In some cases, we can improve the generated code by using a load with the "wrong" element width: in particular, using ld1b/st1b when we see reg+reg without a shift.
Sounds sensible to me but wonder if there's a nicer way to create the patterns as it seems we're likely to have a significant number of patterns targeting the same instructions. Do you think it's possible to have something like load_8 match all things where LD1_B (reg+reg) can be used?
Are we concerned about the reduced code quality shown by the splice tests? Is there a way to know if the basic block is, or within, a loop body? so that we can restrict the patterns to instances where we're confident the extra instructions are likely to be hoisted. I guess for the PTRUE case we already know there is a need for some kind of machine pass to remove larger element PTRUEs when a smaller element one is safe to use.
This suggest we should limit the usage to only when there's a single use of the address? or more precisely not kick in unless we can guarantee the add/sub will be omitted.
The splice tests show two issues:
- We don't care about the number of uses of the address; this can lead to an extra loop-invariant instruction if one of the operands of the add is a small constant. This is a issue with all patterns using the am_sve_regreg_lsl0 matcher; see the generated code for splice_nxv16i1. This seems like an edge case... you specifically need a small constant offset, and the current formulation probably has lower latency. If you think it's worth addressing, I can try messing with the matcher.
- We generate an extra ptrue because of the element width. The ptrue thing seems like a general issue we'd want to address elsewhere; not sure it should block this.
Is there a way to know if the basic block is, or within, a loop body?

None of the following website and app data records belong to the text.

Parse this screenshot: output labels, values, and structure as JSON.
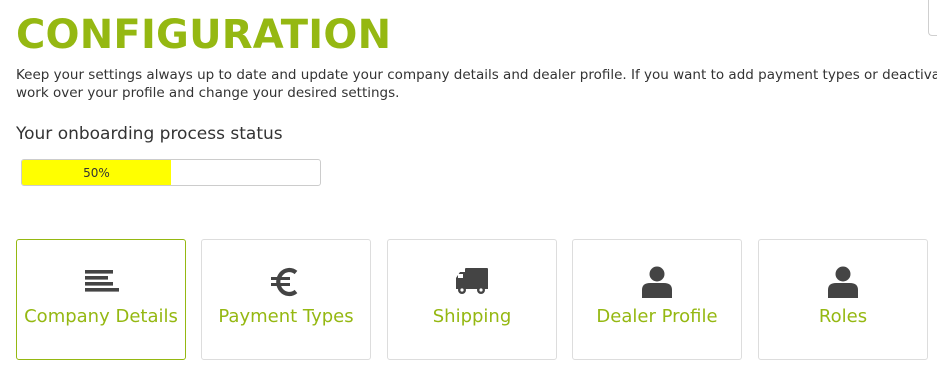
{
  "colors": {
    "accent": "#95b812",
    "progress_fill": "#ffff00",
    "icon": "#444444",
    "text": "#333333",
    "border": "#dddddd"
  },
  "header": {
    "title": "CONFIGURATION",
    "description_line1": "Keep your settings always up to date and update your company details and dealer profile. If you want to add payment types or deactivate ship",
    "description_line2": "work over your profile and change your desired settings."
  },
  "onboarding": {
    "heading": "Your onboarding process status",
    "progress_percent": 50,
    "progress_label": "50%"
  },
  "tiles": [
    {
      "label": "Company Details",
      "icon": "list-icon",
      "active": true
    },
    {
      "label": "Payment Types",
      "icon": "euro-icon",
      "active": false
    },
    {
      "label": "Shipping",
      "icon": "truck-icon",
      "active": false
    },
    {
      "label": "Dealer Profile",
      "icon": "user-icon",
      "active": false
    },
    {
      "label": "Roles",
      "icon": "user-icon",
      "active": false
    }
  ]
}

SelectionDAGISel has LoopInfo, so in theory, we could compute it? But I don't think we pass through the information at the moment.